WHAT YOU ARE ASKED TO DO - Work through the data below and state how many lines contain "JSON", giving that number alone.

SUPPLIED MATERIAL -
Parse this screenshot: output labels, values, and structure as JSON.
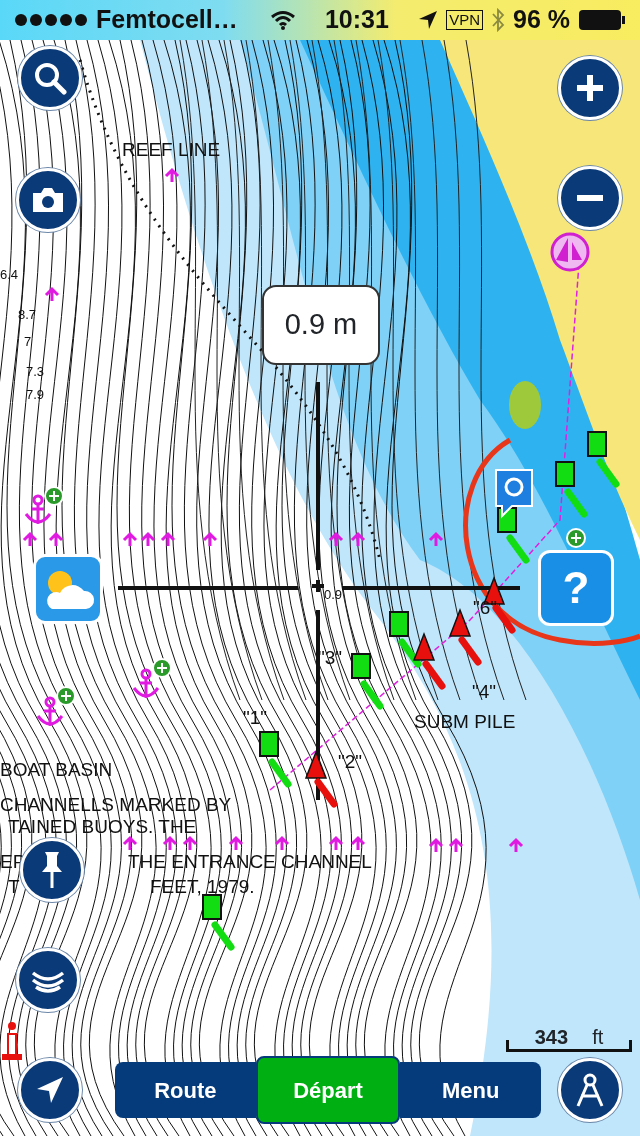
{
  "status_bar": {
    "carrier": "Femtocell…",
    "time": "10:31",
    "vpn": "VPN",
    "battery": "96 %"
  },
  "depth_callout": "0.9 m",
  "map_labels": [
    {
      "text": "REEF LINE",
      "kind": "note"
    },
    {
      "text": "6.4",
      "kind": "sounding"
    },
    {
      "text": "8.7",
      "kind": "sounding"
    },
    {
      "text": "7",
      "kind": "sounding"
    },
    {
      "text": "7.3",
      "kind": "sounding"
    },
    {
      "text": "7.9",
      "kind": "sounding"
    },
    {
      "text": "0.9",
      "kind": "sounding"
    },
    {
      "text": "\"6\"",
      "kind": "buoy"
    },
    {
      "text": "\"3\"",
      "kind": "buoy"
    },
    {
      "text": "\"4\"",
      "kind": "buoy"
    },
    {
      "text": "\"1\"",
      "kind": "buoy"
    },
    {
      "text": "SUBM PILE",
      "kind": "note"
    },
    {
      "text": "\"2\"",
      "kind": "buoy"
    },
    {
      "text": "BOAT BASIN",
      "kind": "note"
    },
    {
      "text": "CHANNELLS MARKED BY",
      "kind": "note"
    },
    {
      "text": "TAINED BUOYS. THE",
      "kind": "note"
    },
    {
      "text": "EP",
      "kind": "note"
    },
    {
      "text": "THE ENTRANCE CHANNEL",
      "kind": "note"
    },
    {
      "text": "T",
      "kind": "note"
    },
    {
      "text": "FEET, 1979.",
      "kind": "note"
    }
  ],
  "help_button": "?",
  "scale": {
    "value": "343",
    "unit": "ft"
  },
  "tabs": [
    {
      "label": "Route",
      "selected": false
    },
    {
      "label": "Départ",
      "selected": true
    },
    {
      "label": "Menu",
      "selected": false
    }
  ]
}
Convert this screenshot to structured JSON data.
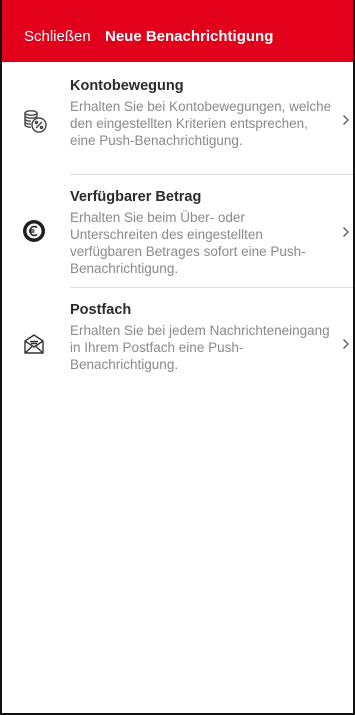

RESPONSE BOX - 2